My silence isn’t a good thing, though. It’s like being in a group of white men who start bashing minorities or women … if you don’t say anything, you’re part of the problem. And meanwhile, everyone else amiably assumes that we’re all in agreement.

So I’ll out myself here: I voted against Proposition 37, which would have required labels on foods with genetically-modified ingredients.

And hey, I “won”.

I’ve always made it a practice with the Giants, that the day after they are eliminated in a post-season series (if they make it that far), I wear Giants gear in public. You have to represent with pride, even after a loss. So, here are the people and ballot measures I voted on where my candidate/preference lost:

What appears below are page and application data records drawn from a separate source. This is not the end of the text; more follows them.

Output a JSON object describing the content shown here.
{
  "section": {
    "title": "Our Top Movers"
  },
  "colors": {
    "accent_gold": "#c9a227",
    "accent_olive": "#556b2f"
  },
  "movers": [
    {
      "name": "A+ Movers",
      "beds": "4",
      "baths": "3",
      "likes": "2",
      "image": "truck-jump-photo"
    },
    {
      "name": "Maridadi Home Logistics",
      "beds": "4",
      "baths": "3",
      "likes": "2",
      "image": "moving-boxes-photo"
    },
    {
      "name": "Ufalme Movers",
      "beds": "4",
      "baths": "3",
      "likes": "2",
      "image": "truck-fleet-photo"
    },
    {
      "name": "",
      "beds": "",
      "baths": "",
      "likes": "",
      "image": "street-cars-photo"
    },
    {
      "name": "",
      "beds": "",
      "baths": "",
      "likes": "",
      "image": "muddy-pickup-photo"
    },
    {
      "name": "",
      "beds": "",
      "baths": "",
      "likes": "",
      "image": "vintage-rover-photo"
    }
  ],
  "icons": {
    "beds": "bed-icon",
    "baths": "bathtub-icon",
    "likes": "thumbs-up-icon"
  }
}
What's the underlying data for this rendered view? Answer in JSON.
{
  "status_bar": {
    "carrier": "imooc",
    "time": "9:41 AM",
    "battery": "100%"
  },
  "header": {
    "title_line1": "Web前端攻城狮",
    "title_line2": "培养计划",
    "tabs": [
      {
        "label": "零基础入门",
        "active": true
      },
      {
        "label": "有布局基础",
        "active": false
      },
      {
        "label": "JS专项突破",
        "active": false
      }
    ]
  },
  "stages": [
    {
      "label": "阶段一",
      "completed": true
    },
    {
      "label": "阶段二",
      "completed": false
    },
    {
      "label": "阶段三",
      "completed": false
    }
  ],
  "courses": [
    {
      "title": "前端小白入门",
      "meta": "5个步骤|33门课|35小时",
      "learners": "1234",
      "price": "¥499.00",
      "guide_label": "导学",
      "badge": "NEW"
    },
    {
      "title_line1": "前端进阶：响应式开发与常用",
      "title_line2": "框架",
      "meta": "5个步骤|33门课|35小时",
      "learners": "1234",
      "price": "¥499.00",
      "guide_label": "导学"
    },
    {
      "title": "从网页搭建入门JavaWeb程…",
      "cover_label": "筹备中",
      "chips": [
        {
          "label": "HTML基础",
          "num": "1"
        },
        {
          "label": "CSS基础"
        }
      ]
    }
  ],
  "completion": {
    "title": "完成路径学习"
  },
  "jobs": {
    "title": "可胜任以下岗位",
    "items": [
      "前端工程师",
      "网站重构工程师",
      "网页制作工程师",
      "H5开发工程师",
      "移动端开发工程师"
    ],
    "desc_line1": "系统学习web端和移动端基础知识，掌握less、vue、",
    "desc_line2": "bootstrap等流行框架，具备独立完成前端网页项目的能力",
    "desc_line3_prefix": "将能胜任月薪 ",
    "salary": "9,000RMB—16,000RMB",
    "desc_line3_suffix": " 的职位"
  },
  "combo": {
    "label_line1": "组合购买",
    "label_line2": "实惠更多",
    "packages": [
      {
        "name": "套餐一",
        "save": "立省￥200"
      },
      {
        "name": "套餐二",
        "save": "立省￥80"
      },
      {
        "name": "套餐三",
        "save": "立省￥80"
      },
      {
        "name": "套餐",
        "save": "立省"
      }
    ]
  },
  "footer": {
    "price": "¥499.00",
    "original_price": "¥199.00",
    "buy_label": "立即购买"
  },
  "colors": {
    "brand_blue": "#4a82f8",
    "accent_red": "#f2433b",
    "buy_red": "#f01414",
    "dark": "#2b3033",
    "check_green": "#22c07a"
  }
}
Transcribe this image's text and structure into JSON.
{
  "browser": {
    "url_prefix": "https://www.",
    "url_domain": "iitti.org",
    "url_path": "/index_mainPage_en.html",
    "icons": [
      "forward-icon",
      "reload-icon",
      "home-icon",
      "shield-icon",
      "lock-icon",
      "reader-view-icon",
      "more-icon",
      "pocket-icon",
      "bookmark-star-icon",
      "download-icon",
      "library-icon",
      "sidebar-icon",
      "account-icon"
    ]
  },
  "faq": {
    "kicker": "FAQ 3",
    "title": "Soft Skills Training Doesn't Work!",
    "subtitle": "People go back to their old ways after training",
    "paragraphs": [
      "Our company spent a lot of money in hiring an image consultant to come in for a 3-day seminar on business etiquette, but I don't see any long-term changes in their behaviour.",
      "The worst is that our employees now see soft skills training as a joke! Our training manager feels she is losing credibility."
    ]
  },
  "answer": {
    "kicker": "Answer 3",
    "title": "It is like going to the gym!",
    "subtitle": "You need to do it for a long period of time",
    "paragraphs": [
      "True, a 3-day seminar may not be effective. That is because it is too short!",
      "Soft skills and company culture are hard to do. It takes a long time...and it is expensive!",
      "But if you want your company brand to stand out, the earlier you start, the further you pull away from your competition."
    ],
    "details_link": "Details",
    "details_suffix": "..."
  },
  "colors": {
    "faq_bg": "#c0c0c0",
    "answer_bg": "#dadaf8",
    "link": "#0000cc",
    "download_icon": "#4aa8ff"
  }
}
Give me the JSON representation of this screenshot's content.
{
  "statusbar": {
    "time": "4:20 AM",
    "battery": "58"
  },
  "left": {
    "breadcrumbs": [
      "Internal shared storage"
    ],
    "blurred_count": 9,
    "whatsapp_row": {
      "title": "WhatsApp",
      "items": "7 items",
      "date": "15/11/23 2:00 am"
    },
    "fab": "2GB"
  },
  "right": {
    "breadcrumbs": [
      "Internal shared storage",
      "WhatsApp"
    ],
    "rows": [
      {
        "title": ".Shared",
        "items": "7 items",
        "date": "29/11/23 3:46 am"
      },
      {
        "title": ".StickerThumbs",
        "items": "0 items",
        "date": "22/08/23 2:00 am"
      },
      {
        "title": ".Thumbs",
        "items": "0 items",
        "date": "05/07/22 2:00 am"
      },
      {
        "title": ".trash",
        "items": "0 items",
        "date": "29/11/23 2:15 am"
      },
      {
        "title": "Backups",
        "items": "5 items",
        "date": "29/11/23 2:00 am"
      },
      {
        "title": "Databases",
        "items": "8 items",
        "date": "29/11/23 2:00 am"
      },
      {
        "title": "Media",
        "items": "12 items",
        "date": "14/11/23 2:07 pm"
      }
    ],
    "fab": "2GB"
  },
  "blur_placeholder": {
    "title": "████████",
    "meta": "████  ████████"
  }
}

  • Proposition 34 would have repealed the death penalty. I voted yes, 52.8% voted no.
  • Proposition 35 increases prison sentences and fines for “human traffickers”. I voted no, finding it poorly worded, unnecessary, and potentially damaging to, among others, sex workers and their families. 81.1% voted yes.
  • Proposition 38 was a substitute for Prop 30, which raised money for public education (and perhaps helped save my job). I voted a cover-my-ass yes, 72.3% voted no, the passage of Prop. 30 made it all irrelevant.
  • For the city council representative from our district, with a ranked system, I left the incumbent off my ordered list of three (there were only three candidates), favoring Denisha DeLane. He won without my help, with 60.27% of the votes.
  • Same system for mayor, the incumbent, who wasn’t one of my three choices, got 55.44%. My first choice was Kriss Worthington.
  • For rent board (always a heated item in Berkeley), I voted for a slate of four that I found more pro-renter than the other slate of four. One of my four, Igor Tregub, lost … I wonder what separated him from his fellow slate members?

Other than that, I was a winner. Why don’t I feel better?